[Records for this task]

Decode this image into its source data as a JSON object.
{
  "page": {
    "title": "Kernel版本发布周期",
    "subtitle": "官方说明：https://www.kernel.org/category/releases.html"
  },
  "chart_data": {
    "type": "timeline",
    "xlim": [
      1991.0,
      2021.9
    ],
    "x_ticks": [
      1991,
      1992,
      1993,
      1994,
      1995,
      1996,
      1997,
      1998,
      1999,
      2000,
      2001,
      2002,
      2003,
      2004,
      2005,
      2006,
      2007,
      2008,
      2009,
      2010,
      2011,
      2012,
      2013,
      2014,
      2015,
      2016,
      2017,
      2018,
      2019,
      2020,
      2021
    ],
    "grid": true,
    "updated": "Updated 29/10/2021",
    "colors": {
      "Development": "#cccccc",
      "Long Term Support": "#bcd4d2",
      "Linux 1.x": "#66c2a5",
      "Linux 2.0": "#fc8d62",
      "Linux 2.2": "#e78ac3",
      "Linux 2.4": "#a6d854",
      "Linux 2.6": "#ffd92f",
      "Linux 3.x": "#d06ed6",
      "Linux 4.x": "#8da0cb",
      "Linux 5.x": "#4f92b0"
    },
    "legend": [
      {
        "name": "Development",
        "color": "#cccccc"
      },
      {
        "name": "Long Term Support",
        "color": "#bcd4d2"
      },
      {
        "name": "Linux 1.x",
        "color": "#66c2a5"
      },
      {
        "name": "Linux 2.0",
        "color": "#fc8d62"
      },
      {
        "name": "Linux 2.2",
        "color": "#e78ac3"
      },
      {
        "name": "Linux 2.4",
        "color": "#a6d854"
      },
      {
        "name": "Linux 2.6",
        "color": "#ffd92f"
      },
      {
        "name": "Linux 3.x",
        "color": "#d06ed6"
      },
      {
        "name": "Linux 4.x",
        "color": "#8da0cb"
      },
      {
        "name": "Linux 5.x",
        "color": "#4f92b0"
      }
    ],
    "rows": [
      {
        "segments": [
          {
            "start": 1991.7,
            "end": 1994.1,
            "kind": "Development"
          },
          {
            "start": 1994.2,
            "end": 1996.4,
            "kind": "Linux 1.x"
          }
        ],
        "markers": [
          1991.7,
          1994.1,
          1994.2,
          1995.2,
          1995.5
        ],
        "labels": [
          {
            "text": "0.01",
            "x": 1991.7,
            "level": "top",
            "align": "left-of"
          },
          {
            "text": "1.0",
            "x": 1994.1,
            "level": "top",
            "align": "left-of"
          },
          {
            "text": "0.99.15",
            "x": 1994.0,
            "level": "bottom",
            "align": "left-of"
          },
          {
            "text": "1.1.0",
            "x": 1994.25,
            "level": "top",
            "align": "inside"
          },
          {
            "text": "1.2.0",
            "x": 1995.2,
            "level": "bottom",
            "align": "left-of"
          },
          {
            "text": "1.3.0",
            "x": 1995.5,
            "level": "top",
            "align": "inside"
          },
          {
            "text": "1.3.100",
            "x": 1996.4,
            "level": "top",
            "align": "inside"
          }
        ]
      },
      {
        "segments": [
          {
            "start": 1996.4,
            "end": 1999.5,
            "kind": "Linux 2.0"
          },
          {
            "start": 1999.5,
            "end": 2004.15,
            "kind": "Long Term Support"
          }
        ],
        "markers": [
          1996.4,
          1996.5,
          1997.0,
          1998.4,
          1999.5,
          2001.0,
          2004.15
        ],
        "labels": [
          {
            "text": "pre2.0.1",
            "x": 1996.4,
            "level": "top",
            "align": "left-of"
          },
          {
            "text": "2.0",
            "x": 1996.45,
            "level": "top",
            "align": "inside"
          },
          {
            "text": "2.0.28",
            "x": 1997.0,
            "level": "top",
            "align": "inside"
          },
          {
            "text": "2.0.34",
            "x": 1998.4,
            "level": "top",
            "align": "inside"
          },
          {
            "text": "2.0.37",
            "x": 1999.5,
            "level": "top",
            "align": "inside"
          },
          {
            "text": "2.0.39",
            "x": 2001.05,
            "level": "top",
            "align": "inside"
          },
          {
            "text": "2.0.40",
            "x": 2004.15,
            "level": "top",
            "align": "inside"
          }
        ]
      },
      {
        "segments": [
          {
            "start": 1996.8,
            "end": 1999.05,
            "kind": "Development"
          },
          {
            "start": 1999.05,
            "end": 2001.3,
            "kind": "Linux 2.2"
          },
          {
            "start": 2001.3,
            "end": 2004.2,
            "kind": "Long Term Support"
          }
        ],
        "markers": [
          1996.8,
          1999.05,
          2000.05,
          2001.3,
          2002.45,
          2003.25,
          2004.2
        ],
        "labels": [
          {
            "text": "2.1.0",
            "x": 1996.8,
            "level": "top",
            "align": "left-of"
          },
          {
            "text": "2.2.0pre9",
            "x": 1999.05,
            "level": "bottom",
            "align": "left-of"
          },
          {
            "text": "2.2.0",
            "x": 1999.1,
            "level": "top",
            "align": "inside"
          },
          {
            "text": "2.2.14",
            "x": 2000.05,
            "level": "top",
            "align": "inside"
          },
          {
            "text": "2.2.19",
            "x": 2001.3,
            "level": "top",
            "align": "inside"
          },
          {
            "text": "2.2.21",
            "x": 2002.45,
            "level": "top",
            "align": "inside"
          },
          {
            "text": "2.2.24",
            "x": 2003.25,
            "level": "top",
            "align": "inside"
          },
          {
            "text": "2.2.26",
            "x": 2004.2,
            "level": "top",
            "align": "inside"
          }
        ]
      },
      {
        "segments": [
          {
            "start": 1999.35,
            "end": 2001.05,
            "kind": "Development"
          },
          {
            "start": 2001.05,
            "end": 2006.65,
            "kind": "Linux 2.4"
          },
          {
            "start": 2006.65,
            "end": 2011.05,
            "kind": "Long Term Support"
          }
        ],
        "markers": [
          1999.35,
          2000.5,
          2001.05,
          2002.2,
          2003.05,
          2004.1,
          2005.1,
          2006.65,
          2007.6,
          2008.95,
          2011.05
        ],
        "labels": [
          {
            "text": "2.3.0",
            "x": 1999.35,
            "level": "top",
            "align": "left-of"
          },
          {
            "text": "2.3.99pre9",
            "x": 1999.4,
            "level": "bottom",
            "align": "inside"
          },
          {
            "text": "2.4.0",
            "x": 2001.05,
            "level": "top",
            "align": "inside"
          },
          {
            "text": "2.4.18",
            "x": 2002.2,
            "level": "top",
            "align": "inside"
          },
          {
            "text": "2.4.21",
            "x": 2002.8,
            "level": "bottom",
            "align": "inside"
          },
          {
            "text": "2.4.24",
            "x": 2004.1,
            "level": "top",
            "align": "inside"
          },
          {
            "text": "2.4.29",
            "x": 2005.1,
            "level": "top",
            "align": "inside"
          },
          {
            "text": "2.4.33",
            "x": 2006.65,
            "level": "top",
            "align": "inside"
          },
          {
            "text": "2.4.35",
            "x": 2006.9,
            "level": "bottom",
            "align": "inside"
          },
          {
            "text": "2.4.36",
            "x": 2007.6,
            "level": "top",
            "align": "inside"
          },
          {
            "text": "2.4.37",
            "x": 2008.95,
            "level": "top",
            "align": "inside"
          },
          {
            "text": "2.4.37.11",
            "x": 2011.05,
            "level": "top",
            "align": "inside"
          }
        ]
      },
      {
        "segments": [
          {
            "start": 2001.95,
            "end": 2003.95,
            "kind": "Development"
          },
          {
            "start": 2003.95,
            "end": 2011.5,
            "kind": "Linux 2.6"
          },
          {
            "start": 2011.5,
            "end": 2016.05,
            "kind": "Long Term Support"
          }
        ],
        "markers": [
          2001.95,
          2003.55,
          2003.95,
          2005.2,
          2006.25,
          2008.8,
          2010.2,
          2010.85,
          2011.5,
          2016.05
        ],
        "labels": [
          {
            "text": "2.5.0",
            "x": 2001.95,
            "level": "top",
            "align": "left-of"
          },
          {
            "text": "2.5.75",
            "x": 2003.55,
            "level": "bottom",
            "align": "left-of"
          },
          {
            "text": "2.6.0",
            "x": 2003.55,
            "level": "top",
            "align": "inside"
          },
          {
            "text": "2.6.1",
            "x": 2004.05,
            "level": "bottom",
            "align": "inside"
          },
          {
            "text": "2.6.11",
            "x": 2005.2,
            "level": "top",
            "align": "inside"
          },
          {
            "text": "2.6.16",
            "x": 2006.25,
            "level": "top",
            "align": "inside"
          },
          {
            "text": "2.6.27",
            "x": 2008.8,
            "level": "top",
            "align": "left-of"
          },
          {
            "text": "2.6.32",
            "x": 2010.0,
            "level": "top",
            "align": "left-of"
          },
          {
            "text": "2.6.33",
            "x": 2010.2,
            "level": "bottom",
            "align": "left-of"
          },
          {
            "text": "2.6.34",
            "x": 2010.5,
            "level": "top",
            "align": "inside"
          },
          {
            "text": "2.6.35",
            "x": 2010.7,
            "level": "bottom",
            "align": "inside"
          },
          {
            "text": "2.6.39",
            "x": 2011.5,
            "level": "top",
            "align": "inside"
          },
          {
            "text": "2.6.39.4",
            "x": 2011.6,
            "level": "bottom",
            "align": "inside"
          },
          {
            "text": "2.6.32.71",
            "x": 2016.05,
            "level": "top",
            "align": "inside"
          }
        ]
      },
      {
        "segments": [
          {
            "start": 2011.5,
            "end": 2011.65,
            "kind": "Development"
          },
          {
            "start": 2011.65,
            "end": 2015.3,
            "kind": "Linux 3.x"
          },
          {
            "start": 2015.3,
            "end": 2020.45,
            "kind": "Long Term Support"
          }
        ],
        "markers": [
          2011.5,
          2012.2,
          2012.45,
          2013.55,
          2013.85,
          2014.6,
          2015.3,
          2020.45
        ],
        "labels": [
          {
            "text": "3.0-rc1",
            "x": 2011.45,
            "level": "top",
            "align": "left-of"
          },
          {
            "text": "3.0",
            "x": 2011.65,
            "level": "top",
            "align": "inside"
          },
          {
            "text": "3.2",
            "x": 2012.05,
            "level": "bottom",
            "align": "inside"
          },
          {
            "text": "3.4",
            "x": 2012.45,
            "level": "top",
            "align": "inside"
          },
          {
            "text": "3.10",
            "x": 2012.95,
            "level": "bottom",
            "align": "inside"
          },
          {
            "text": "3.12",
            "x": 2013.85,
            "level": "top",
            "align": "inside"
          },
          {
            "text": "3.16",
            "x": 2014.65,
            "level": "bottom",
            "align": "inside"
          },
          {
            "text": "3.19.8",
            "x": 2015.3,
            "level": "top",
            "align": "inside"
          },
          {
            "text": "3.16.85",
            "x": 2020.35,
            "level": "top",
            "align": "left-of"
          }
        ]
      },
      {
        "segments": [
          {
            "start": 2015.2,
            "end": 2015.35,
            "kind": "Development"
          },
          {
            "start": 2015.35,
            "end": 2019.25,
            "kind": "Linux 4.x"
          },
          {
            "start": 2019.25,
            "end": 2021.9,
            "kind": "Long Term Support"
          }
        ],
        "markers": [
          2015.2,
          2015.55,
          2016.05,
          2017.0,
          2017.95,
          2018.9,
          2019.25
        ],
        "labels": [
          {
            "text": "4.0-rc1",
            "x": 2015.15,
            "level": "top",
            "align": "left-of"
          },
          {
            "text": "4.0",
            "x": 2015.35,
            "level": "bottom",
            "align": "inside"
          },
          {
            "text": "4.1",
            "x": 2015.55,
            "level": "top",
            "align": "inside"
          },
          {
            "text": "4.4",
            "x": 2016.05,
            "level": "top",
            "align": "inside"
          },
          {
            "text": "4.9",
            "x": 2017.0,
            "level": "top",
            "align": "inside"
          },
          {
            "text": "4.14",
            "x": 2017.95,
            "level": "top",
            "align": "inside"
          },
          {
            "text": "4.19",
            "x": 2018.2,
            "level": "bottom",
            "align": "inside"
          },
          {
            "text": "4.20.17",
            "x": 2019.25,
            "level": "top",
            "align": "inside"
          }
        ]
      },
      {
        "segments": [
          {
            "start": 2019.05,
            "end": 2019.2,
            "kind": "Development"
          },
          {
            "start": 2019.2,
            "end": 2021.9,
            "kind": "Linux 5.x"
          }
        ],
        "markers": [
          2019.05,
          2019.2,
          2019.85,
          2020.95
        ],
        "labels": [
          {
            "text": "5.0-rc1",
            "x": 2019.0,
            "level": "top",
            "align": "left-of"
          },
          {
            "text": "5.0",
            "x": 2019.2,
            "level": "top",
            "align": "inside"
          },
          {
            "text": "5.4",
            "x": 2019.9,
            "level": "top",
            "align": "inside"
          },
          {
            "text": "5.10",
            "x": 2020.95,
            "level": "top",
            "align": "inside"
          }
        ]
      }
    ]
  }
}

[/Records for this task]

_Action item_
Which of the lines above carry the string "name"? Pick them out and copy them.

_Written response_
        "name": "Development",
        "name": "Long Term Support",
        "name": "Linux 1.x",
        "name": "Linux 2.0",
        "name": "Linux 2.2",
        "name": "Linux 2.4",
        "name": "Linux 2.6",
        "name": "Linux 3.x",
        "name": "Linux 4.x",
        "name": "Linux 5.x",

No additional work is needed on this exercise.